To be fair, a tactical nuclear weapon with a much, much lower yield would likely be used in such an attack. The initial three tactical versions of the B-61, (Mods 3, 4, and 10) for instance, can be set to produce a yield of just 300 tons. However, the most likely TNW the U.S. would use against Iran’s nuclear facilities would be a B61-11, which is an earth-penetrating TNW modified from America’s existing B61-7s, which is a strategic nuclear weapon. The advantage of the B61-11 for an attack on Iran’s underground nuclear facilities is that it “buries itself 3-6 meters underground before detonation, transferring a much higher proportion of the explosion energy to ground shock, compared to surface bursts.”

Some suggest the lowest yield on a B61-11 is 10 kt, although others believe its lowest yield might be just 300 tons. Still, as the Federation of American Scientists explained: “Even at the low end of its 0.3-300 kiloton yield range, the nuclear blast will simply blow out a huge crater of radioactive material, creating a lethal gamma-radiation field over a large area.”

More than that, however, the use of a TNW, no matter how small the yield, would still break the taboo against the first use of nuclear weapons, which would could be much more detrimental to the world than a nuclear-armed Iran itself, given that the latter is unlikely to use the bomb. It would also produce many of the same negative immediate repercussions as a higher yield TNW.

Fortunately, it is patently absurd to think that the U.S. would use a tactical nuclear weapon against Iran, and Rep. Hunter has no decision-making power in this regard. Still, the mere fact that he, as a U.S. congressman, made the comment could harm U.S. and allied interests (to say nothing of the morality of his statement). This is true in two ways.

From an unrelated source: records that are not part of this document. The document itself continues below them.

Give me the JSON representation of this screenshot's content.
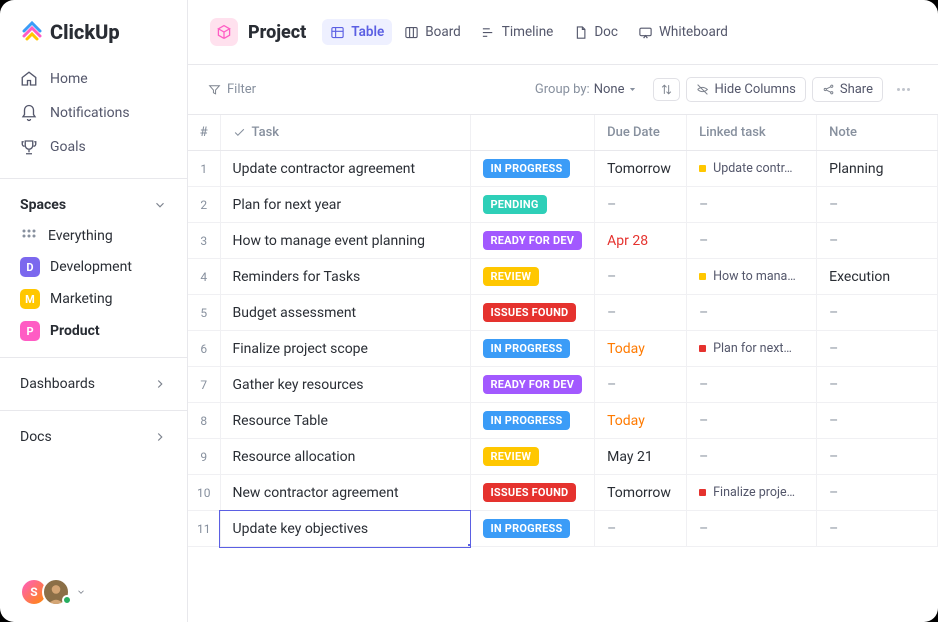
{
  "brand": "ClickUp",
  "sidebar": {
    "nav": [
      {
        "label": "Home",
        "icon": "home"
      },
      {
        "label": "Notifications",
        "icon": "bell"
      },
      {
        "label": "Goals",
        "icon": "trophy"
      }
    ],
    "spaces_title": "Spaces",
    "everything_label": "Everything",
    "spaces": [
      {
        "letter": "D",
        "label": "Development",
        "color": "#7b68ee"
      },
      {
        "letter": "M",
        "label": "Marketing",
        "color": "#ffc700"
      },
      {
        "letter": "P",
        "label": "Product",
        "color": "#ff5cc4",
        "active": true
      }
    ],
    "dashboards_label": "Dashboards",
    "docs_label": "Docs",
    "user_initial": "S"
  },
  "topbar": {
    "title": "Project",
    "views": [
      {
        "label": "Table",
        "icon": "table",
        "active": true
      },
      {
        "label": "Board",
        "icon": "board"
      },
      {
        "label": "Timeline",
        "icon": "timeline"
      },
      {
        "label": "Doc",
        "icon": "doc"
      },
      {
        "label": "Whiteboard",
        "icon": "whiteboard"
      }
    ]
  },
  "toolbar": {
    "filter": "Filter",
    "group_by_label": "Group by:",
    "group_by_value": "None",
    "hide_columns": "Hide Columns",
    "share": "Share"
  },
  "table": {
    "columns": [
      "#",
      "Task",
      "",
      "Due Date",
      "Linked task",
      "Note"
    ],
    "rows": [
      {
        "n": "1",
        "task": "Update contractor agreement",
        "status": "IN PROGRESS",
        "status_cls": "st-inprogress",
        "due": "Tomorrow",
        "due_cls": "",
        "linked": {
          "text": "Update contr…",
          "color": "#ffc700"
        },
        "note": "Planning"
      },
      {
        "n": "2",
        "task": "Plan for next year",
        "status": "PENDING",
        "status_cls": "st-pending",
        "due": "–",
        "due_cls": "dash",
        "linked": null,
        "note": "–"
      },
      {
        "n": "3",
        "task": "How to manage event planning",
        "status": "READY FOR DEV",
        "status_cls": "st-ready",
        "due": "Apr 28",
        "due_cls": "due-red",
        "linked": null,
        "note": "–"
      },
      {
        "n": "4",
        "task": "Reminders for Tasks",
        "status": "REVIEW",
        "status_cls": "st-review",
        "due": "–",
        "due_cls": "dash",
        "linked": {
          "text": "How to mana…",
          "color": "#ffc700"
        },
        "note": "Execution"
      },
      {
        "n": "5",
        "task": "Budget assessment",
        "status": "ISSUES FOUND",
        "status_cls": "st-issues",
        "due": "–",
        "due_cls": "dash",
        "linked": null,
        "note": "–"
      },
      {
        "n": "6",
        "task": "Finalize project scope",
        "status": "IN PROGRESS",
        "status_cls": "st-inprogress",
        "due": "Today",
        "due_cls": "due-orange",
        "linked": {
          "text": "Plan for next…",
          "color": "#e5322e"
        },
        "note": "–"
      },
      {
        "n": "7",
        "task": "Gather key resources",
        "status": "READY FOR DEV",
        "status_cls": "st-ready",
        "due": "–",
        "due_cls": "dash",
        "linked": null,
        "note": "–"
      },
      {
        "n": "8",
        "task": "Resource Table",
        "status": "IN PROGRESS",
        "status_cls": "st-inprogress",
        "due": "Today",
        "due_cls": "due-orange",
        "linked": null,
        "note": "–"
      },
      {
        "n": "9",
        "task": "Resource allocation",
        "status": "REVIEW",
        "status_cls": "st-review",
        "due": "May 21",
        "due_cls": "",
        "linked": null,
        "note": "–"
      },
      {
        "n": "10",
        "task": "New contractor agreement",
        "status": "ISSUES FOUND",
        "status_cls": "st-issues",
        "due": "Tomorrow",
        "due_cls": "",
        "linked": {
          "text": "Finalize proje…",
          "color": "#e5322e"
        },
        "note": "–"
      },
      {
        "n": "11",
        "task": "Update key objectives",
        "status": "IN PROGRESS",
        "status_cls": "st-inprogress",
        "due": "–",
        "due_cls": "dash",
        "linked": null,
        "note": "–",
        "editing": true
      }
    ]
  }
}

First, it will almost certainly be seized upon by Iranian leaders, particularly hardliners who will use it to press their case against giving up one “iota” of Iran’s nuclear program. Indeed, in a speech a few weeks ago, Supreme Leader Ali Khamenei used Republican donor Sheldon Adleson’s advocacy for using nuclear weapons against Iran to indict the U.S. as an evil power who couldn’t be trusted. Given that Khamenei would seize upon the statement of a private citizen (albeit a politically connected one) like Adleson, Iranian leaders will certainly seize upon the comments of a senior Republican member of Congress.

Second and more troubling, it could make Iranian leaders believe they need a nuclear deterrent. Although I think this is unlikely, it’s worth noting that U.S. attempts at nuclear blackmail during the early part of the Cold War usually backfired by pushing the target of that threat to acquire nuclear weapons. This applies to the Soviet Union to a degree, but is especially true of China. Indeed, Mao and other PRC leaders regularly cited America’s nuclear threats against it during the Korean War and Taiwan Crisis as the reason they needed to devote considerable time and resources to acquiring their own nuclear weapon. While I think it’s unlikely, it’s hardly inconceivable that Iranian leaders might come to a similar conclusion.

For all these reasons then, Rep. Hunter’s comment was irresponsible from both moral and strategic standpoints. The Obama administration and the Republican leadership in Congress should immediately and harshly repudiate the statement.